Henry Langworthy was unloading a beehive in Silver Spring yesterday when the hive fell from his hands and hundreds of angry honeybees swarmed over him and under his protective gear.

The 50-year-old Langworthy, a beekeeper for about two years, tried to run but collapsed as the bees stung him around the neck. He was pronounced dead two hours later at Montgomery General Hospital.

If authorities confirm that he died from the bee stings and not a heart attack, Langworthy, a civilian scientist at the Bethesda Naval Hospital would be one of only 50 Americans who die each year from insect stings.

Langworthy, who lived at 14110 Parkville Rd., Rockville, was trying to move two beehives into a friend's back yard at 5:15 a.m. when the accident occurred.

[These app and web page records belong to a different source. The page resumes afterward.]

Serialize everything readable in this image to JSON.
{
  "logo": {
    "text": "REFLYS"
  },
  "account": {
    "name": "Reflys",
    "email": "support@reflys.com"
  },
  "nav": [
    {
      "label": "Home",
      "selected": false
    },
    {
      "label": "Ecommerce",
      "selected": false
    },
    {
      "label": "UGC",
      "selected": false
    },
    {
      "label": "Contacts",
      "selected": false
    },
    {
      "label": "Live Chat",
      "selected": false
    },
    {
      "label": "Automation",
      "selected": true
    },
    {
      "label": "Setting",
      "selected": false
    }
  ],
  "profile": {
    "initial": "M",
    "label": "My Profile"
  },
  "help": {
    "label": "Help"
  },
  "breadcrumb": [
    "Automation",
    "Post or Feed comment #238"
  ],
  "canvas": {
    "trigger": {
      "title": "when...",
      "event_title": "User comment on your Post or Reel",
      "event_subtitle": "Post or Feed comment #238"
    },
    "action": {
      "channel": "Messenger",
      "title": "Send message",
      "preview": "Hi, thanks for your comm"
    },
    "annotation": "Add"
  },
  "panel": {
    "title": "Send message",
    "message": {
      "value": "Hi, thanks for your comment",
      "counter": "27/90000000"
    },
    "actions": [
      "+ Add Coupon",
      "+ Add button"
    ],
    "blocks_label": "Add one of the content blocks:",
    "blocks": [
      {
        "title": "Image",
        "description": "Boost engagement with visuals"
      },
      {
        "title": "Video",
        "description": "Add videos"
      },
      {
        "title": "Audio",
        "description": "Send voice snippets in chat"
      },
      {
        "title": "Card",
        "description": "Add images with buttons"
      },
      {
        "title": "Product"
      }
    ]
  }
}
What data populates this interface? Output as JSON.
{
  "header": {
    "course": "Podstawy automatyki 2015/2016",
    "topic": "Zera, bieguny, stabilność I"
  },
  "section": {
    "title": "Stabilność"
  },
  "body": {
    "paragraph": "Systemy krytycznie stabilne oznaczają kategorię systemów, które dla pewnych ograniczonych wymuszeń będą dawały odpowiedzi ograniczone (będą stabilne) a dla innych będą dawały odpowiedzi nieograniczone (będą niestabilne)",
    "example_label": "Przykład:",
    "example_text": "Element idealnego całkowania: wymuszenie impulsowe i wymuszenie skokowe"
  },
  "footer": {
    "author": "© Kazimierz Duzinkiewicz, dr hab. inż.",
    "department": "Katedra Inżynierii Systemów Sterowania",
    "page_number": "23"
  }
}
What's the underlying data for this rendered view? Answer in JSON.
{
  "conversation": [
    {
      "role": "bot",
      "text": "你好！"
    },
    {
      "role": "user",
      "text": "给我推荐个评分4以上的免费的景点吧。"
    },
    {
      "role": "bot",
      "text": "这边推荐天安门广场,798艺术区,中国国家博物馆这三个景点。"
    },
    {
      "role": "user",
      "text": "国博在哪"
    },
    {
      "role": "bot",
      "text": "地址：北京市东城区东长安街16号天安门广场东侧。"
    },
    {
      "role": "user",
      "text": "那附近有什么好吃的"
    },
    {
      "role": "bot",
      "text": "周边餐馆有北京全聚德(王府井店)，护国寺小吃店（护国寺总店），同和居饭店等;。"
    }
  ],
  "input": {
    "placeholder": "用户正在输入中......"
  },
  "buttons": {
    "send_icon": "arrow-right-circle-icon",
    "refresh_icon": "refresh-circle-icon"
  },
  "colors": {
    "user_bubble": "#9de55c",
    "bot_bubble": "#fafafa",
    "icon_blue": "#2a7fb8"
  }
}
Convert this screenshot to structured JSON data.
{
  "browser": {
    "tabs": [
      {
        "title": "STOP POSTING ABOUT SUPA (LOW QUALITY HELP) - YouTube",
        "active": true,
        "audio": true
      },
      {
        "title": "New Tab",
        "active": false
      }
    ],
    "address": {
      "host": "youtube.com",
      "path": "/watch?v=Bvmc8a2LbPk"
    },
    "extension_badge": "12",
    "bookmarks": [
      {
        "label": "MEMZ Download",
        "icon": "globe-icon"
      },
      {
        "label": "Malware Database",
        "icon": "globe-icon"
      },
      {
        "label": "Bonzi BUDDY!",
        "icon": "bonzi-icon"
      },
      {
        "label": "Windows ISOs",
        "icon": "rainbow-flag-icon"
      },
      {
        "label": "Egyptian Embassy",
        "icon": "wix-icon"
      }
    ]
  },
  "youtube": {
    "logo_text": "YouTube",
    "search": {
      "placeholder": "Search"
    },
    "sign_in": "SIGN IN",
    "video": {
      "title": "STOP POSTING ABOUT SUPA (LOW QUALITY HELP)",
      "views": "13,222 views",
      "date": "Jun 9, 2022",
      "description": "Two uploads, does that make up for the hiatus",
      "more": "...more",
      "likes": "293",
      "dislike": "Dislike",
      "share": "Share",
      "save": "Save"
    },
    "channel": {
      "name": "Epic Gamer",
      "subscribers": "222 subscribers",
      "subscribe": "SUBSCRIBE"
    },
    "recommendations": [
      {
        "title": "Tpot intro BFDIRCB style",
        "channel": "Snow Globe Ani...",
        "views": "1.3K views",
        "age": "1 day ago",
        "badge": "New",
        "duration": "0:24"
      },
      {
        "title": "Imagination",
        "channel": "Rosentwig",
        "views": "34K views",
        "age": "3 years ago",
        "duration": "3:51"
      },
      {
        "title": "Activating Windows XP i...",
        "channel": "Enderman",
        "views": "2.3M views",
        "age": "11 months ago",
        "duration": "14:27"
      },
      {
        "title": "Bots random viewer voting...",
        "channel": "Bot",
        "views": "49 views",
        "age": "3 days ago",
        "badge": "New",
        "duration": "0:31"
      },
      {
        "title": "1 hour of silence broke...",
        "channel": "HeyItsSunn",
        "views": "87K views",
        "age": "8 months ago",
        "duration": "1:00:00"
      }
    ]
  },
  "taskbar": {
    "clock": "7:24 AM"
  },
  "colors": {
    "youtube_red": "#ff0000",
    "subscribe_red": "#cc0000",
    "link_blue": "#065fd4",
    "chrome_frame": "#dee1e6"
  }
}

Immediately after the hive fell, the friend, Jack Machlin, went into his house at 15817 Thompson Rd., Silver Spring, to get a broom. When he returned, police said, he found Langworthy lying unconscious about 30 feet from where the accident occurred.

Police speculated that Langworthy either tripped and fell or had a heart attack after the bees began to sting him. Both Machlin and police officers tried to revive Langworthy.

Langworthy suffered a heart attack eight years ago but had been physically fit since then, according to police.

Karl Kronbein, senior scientist in the Smithsonian Institution's entomology department, said yesterday that deaths from bee stings are often misdiagnosed as heart attacks. Suffocation and allergic reactions to bee venom kill sting victims more frequently than heart attacks, he said.

"A number of stings on the neck can cause so much swelling as to cut off the supply of air to the lungs," Kronbein said.